■ Required work
Repeat the listing in full. Nothing may be added or left out.

################

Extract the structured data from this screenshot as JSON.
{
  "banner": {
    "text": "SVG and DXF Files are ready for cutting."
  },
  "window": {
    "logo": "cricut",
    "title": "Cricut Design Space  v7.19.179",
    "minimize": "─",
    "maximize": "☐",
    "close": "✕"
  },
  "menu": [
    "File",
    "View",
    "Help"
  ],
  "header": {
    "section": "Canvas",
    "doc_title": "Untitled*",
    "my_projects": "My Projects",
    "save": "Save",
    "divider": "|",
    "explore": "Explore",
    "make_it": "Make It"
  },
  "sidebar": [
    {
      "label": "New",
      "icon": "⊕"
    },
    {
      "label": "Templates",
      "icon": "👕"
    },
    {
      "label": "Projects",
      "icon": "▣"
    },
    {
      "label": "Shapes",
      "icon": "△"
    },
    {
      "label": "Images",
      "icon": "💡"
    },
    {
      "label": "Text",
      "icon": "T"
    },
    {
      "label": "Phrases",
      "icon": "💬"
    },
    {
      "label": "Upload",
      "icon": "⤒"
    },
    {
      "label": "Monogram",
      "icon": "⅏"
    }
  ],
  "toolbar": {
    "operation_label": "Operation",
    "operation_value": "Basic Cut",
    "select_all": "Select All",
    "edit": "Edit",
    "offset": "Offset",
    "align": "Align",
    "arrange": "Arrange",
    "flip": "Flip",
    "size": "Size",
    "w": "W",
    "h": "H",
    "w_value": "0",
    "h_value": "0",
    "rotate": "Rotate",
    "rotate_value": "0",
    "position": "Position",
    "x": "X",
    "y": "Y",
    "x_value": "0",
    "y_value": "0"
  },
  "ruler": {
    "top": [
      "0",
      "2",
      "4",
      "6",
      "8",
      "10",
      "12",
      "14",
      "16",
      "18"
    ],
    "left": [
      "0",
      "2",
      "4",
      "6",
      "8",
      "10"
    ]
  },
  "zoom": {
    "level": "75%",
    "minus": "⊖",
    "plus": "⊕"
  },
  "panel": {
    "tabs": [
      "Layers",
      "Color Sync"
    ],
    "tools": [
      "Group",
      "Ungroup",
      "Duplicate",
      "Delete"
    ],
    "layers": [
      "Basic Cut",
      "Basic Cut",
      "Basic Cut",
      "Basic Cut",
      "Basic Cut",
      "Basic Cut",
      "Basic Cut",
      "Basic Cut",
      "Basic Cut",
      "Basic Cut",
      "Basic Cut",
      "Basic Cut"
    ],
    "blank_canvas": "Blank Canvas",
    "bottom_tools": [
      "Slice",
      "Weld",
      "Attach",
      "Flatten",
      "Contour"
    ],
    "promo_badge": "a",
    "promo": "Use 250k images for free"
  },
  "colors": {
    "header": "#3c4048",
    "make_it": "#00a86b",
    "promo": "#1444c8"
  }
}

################

■ Result below
Extract the structured data from this screenshot as JSON.
{
  "banner": {
    "text": "SVG and DXF Files are ready for cutting."
  },
  "window": {
    "logo": "cricut",
    "title": "Cricut Design Space  v7.19.179",
    "minimize": "─",
    "maximize": "☐",
    "close": "✕"
  },
  "menu": [
    "File",
    "View",
    "Help"
  ],
  "header": {
    "section": "Canvas",
    "doc_title": "Untitled*",
    "my_projects": "My Projects",
    "save": "Save",
    "divider": "|",
    "explore": "Explore",
    "make_it": "Make It"
  },
  "sidebar": [
    {
      "label": "New",
      "icon": "⊕"
    },
    {
      "label": "Templates",
      "icon": "👕"
    },
    {
      "label": "Projects",
      "icon": "▣"
    },
    {
      "label": "Shapes",
      "icon": "△"
    },
    {
      "label": "Images",
      "icon": "💡"
    },
    {
      "label": "Text",
      "icon": "T"
    },
    {
      "label": "Phrases",
      "icon": "💬"
    },
    {
      "label": "Upload",
      "icon": "⤒"
    },
    {
      "label": "Monogram",
      "icon": "⅏"
    }
  ],
  "toolbar": {
    "operation_label": "Operation",
    "operation_value": "Basic Cut",
    "select_all": "Select All",
    "edit": "Edit",
    "offset": "Offset",
    "align": "Align",
    "arrange": "Arrange",
    "flip": "Flip",
    "size": "Size",
    "w": "W",
    "h": "H",
    "w_value": "0",
    "h_value": "0",
    "rotate": "Rotate",
    "rotate_value": "0",
    "position": "Position",
    "x": "X",
    "y": "Y",
    "x_value": "0",
    "y_value": "0"
  },
  "ruler": {
    "top": [
      "0",
      "2",
      "4",
      "6",
      "8",
      "10",
      "12",
      "14",
      "16",
      "18"
    ],
    "left": [
      "0",
      "2",
      "4",
      "6",
      "8",
      "10"
    ]
  },
  "zoom": {
    "level": "75%",
    "minus": "⊖",
    "plus": "⊕"
  },
  "panel": {
    "tabs": [
      "Layers",
      "Color Sync"
    ],
    "tools": [
      "Group",
      "Ungroup",
      "Duplicate",
      "Delete"
    ],
    "layers": [
      "Basic Cut",
      "Basic Cut",
      "Basic Cut",
      "Basic Cut",
      "Basic Cut",
      "Basic Cut",
      "Basic Cut",
      "Basic Cut",
      "Basic Cut",
      "Basic Cut",
      "Basic Cut",
      "Basic Cut"
    ],
    "blank_canvas": "Blank Canvas",
    "bottom_tools": [
      "Slice",
      "Weld",
      "Attach",
      "Flatten",
      "Contour"
    ],
    "promo_badge": "a",
    "promo": "Use 250k images for free"
  },
  "colors": {
    "header": "#3c4048",
    "make_it": "#00a86b",
    "promo": "#1444c8"
  }
}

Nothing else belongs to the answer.